→ Problem details:
Show every line in the entries below where the word "Chinese" appears.
── The data
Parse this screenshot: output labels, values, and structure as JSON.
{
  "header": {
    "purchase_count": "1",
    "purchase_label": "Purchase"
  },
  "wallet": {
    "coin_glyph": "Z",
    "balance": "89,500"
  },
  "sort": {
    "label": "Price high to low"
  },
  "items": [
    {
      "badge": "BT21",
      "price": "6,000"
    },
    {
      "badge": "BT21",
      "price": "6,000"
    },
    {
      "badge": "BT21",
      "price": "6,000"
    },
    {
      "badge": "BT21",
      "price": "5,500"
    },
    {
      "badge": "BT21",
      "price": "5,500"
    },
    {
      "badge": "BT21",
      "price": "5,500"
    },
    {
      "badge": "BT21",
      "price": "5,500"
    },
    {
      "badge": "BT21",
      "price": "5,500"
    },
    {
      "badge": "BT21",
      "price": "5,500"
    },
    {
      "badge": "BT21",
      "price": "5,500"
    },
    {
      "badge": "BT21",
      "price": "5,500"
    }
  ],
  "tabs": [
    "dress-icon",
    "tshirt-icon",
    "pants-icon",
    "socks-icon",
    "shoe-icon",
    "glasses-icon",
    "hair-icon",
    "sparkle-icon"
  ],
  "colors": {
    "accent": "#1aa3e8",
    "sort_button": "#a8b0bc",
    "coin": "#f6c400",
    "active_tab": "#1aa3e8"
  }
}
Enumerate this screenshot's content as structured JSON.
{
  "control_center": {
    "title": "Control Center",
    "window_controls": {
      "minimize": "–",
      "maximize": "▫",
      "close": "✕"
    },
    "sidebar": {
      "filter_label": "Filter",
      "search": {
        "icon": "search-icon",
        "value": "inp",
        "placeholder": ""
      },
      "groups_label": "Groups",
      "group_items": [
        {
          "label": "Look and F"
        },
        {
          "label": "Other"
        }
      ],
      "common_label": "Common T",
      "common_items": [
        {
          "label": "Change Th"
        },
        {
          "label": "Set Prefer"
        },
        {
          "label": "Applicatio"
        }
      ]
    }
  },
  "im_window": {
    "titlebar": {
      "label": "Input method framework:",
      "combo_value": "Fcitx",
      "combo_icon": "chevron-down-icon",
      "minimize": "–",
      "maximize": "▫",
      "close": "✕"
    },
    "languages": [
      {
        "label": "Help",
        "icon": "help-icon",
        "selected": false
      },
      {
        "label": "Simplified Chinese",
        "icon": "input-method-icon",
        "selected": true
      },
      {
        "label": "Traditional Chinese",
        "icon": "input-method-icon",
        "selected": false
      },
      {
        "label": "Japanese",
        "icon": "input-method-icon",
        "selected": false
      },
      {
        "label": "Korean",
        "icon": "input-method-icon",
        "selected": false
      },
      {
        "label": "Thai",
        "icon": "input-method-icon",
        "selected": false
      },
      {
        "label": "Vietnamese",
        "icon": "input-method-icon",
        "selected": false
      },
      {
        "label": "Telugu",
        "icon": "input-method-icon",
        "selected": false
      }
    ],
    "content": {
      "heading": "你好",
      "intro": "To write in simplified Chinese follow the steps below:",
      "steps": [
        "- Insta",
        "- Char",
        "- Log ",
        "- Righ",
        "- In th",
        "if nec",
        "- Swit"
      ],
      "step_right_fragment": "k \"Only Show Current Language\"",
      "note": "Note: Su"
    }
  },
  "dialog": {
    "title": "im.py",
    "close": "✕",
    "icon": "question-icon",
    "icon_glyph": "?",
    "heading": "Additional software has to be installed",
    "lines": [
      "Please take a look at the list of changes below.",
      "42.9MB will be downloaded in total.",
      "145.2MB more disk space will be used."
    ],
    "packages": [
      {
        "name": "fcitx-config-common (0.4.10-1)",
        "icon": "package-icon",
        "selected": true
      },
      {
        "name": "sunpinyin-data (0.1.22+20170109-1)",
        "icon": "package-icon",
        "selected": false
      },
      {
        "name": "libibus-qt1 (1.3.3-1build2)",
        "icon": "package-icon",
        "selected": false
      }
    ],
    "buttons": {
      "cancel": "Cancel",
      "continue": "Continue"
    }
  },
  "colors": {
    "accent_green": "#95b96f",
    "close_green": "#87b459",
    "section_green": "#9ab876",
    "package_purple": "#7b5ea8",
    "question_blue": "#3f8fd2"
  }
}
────
→ Your response:
        "label": "Simplified Chinese",
        "label": "Traditional Chinese",
      "intro": "To write in simplified Chinese follow the steps below:",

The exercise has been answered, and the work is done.